A Hawaii doctor has returned from his medical mission to Sierra Leone to help with the ebola outbreak.
Dr. Richard Brostrom came home right before Christmas, and says the first thing he did after spending time with his family, was catch up on his sleep.
He says his work days in the capital city of Freetown were long — from about 8 a.m. – 11 p.m. for 29 days straight.
Brostrom says his experience was “pretty amazing, desperate, that country is really suffering.”
In addition to heading the State Health Department’s Tuberculosis Branch, Brostrom is also a Medical Officer for the Centers for Disease Control and Prevention.

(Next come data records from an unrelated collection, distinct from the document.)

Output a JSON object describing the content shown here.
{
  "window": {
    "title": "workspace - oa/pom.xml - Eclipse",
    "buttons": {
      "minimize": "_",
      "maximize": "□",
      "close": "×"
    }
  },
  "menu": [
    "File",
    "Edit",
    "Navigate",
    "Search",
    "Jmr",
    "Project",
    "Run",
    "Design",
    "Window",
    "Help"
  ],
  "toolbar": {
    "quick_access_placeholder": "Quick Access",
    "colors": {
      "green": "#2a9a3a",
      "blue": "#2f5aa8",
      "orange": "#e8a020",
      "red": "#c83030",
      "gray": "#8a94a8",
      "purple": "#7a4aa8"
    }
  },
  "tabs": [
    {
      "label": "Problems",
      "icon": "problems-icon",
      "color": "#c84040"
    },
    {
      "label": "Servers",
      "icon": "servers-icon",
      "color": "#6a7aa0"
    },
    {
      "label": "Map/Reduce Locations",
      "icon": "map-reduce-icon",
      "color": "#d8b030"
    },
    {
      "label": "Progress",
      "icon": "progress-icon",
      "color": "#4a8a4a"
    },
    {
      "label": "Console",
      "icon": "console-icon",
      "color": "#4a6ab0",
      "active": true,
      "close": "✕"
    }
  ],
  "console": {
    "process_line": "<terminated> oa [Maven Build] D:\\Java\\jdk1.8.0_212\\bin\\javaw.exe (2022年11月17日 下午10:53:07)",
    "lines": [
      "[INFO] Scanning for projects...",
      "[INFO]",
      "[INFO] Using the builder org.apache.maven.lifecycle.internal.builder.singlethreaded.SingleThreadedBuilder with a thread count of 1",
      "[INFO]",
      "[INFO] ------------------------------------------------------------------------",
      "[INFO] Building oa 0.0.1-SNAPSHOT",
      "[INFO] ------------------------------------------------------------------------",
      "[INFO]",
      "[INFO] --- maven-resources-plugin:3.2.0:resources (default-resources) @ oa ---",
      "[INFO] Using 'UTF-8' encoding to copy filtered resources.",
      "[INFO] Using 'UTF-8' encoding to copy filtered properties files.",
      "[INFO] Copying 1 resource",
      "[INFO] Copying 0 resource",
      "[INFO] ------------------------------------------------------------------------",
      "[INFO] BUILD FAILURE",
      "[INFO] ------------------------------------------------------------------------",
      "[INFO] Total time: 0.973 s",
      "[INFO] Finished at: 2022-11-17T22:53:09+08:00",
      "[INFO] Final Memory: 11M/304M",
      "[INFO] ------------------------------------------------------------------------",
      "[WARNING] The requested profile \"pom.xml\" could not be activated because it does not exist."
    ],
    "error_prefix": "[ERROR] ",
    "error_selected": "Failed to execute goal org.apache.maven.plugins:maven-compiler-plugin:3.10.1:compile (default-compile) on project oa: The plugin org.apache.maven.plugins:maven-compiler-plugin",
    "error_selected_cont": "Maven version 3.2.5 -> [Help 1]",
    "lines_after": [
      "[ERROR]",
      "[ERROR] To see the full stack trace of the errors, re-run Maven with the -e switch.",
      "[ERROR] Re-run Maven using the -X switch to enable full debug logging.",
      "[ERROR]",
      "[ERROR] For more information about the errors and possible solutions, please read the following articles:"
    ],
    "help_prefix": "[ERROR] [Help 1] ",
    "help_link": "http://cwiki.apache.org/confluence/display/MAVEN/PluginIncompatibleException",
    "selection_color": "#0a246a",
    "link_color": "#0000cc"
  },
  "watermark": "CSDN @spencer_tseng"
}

“I think the thing is was surprised with the most was that when a problem arose while we were there, the response was rapid, effective, and intense. So we are really giving it our best effort to put out this fire in West Africa,” Brostrom said.
Sierra Leone has had the most ebola cases among the three West African countries with widespread transmission.
“In general we are instructed to stay out of the hot zones. We did not provide direct patient care,” Brostrom said.
Rather, he helped to train people who work in the hospitals and wards.
Ebola is mainly spread through direct contact with infected blood or body fluids, or with objects like needles that have been contaminated with the virus.
KHON2 asked: “So it’s safe to say you do not have ebola?”
“It’s safe to say yes. The CDC has very strict rules about what we’re allowed to do and what we’re not allowed to do,” Brostrom said. “The more time you spend there the less frightened you become and more determined to help that sort of transition happens.”
In fact, Brostrom says he’s in early talks with the CDC to possibly go back as part of the vaccine team.